Brock said he asked some children who were being disrespectful to sit out of activities for a while, too.
Afterward, he said they shook hands.
“I’m a big believer that kids operate better in structure,” he said. “At the same time, you’ve got to love them.”
Brock said the Boys and Girls Club of Faulkner County has an opportunity to help a lot of children.
“It’s good to be back in Conway,” he said of his job. “I want to take these first couple of weeks and observe, look at the numbers and from there, we will get a game plan.”
He wants to put “a little bit more emphasis on the homework and education” at the club, he said.
A Power Hour is held at the club from 4:30-5:30 p.m. each day.
“I was really happy with that, just seeing it for the first time. There were 40 to 50 kids in there, sitting down doing their homework, reading — college kids in there helping them if they need help,” he said.
Brock said his goal is to partner with UCA and Hendrix College to bring in more volunteer tutors.

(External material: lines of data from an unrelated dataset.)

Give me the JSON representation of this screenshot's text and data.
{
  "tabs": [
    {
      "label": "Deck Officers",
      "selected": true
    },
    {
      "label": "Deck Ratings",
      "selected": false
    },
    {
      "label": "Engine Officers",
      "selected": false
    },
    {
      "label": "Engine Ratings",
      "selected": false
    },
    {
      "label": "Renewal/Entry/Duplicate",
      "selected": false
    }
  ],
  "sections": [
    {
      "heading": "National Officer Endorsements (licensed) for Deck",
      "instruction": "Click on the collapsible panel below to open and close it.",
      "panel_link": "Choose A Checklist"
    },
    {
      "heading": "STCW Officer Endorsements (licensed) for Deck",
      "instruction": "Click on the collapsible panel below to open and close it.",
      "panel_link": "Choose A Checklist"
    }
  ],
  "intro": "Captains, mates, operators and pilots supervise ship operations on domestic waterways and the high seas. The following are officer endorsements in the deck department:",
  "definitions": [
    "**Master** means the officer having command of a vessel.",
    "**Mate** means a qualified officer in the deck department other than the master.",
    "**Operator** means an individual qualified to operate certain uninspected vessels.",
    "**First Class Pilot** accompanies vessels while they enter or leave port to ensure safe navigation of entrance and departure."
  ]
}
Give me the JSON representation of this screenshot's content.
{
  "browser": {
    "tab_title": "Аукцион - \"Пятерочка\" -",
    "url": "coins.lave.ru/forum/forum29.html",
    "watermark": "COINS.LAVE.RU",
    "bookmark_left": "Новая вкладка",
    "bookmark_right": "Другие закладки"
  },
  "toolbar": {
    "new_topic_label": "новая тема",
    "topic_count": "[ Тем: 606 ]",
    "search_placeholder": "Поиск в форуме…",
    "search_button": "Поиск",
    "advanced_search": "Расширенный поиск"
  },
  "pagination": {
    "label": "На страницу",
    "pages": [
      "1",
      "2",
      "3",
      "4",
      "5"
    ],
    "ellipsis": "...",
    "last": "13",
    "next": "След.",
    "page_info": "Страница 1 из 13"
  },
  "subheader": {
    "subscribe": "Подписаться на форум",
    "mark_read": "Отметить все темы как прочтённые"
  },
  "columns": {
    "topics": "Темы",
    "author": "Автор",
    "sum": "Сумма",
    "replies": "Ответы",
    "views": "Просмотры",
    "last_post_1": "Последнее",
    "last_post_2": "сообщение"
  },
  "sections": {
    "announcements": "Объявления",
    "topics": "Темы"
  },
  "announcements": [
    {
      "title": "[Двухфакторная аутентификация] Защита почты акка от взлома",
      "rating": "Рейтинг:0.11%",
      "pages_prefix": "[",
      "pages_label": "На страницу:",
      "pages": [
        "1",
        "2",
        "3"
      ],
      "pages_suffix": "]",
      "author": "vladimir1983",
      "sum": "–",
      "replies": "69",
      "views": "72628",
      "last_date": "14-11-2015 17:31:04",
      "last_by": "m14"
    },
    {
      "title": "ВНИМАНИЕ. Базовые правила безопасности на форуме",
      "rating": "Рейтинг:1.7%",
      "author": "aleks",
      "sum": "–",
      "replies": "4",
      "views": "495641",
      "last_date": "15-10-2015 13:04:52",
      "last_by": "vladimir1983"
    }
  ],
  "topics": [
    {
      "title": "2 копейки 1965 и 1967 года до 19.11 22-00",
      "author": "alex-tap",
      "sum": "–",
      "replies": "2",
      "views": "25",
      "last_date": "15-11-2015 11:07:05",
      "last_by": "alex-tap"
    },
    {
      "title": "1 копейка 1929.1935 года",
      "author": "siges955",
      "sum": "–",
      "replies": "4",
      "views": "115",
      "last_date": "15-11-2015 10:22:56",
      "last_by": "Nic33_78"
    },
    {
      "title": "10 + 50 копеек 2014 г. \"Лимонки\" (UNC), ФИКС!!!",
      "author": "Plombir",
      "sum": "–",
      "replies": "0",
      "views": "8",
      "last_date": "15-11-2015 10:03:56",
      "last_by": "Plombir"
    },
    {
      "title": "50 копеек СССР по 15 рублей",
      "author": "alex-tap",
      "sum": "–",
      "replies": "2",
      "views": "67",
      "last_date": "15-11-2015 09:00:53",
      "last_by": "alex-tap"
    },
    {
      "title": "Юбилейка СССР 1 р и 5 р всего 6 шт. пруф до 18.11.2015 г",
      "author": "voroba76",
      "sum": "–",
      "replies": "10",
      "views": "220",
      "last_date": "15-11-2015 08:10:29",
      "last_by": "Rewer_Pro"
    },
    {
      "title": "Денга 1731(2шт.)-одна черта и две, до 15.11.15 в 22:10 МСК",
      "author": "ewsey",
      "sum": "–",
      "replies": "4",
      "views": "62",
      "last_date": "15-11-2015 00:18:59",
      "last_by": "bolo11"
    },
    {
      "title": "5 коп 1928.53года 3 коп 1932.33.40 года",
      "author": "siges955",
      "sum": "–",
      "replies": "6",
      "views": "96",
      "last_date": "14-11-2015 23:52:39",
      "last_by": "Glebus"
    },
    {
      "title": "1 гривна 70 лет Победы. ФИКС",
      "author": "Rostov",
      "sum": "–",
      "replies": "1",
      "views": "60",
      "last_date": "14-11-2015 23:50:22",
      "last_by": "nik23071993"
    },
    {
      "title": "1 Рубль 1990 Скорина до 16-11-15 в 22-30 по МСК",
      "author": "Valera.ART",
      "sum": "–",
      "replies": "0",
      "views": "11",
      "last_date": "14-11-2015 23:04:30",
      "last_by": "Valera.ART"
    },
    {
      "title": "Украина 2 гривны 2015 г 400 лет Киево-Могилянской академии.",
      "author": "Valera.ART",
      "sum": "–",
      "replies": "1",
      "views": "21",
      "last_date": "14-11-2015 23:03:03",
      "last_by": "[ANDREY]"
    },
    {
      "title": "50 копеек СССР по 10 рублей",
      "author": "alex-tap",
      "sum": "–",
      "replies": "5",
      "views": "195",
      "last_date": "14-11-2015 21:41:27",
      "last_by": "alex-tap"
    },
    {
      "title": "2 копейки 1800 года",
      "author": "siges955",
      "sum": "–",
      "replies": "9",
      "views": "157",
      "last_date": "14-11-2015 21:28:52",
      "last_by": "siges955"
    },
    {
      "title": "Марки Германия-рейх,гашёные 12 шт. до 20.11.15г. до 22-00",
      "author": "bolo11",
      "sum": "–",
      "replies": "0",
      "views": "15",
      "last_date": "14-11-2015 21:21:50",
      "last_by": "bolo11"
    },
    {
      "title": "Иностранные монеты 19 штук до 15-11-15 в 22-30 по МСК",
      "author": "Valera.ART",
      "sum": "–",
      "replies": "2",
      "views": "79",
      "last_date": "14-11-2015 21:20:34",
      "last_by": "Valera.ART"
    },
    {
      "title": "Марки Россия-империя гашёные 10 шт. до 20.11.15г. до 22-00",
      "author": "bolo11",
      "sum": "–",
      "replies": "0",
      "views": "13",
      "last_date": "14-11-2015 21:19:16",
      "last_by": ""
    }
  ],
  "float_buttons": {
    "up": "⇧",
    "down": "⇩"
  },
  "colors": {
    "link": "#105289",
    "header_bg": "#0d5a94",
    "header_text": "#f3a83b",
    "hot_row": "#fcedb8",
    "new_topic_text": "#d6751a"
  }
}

He said another of his goals is to get Boys and Girls Club units in Greenbrier and Vilonia. In addition to the Bob Nabholz Unit, the one where his office is, the nonprofit organization has the Grace Unit in west Conway at Grace United Methodist Church and the Mayflower Unit. More than 300 kids a day are served by the three.
“It’s for Faulkner County, not just Conway,” he said of the club.
It’s also the perfect place for him.
“At the end of the day, I just really wanted to be somewhere to make a difference,” he said.
Senior writer Tammy Keith can be reached at (501) 327-0370 or email@example.com.
Niche Publications Senior Writer Tammy Keith can be reached at 501-327-0370 or firstname.lastname@example.org.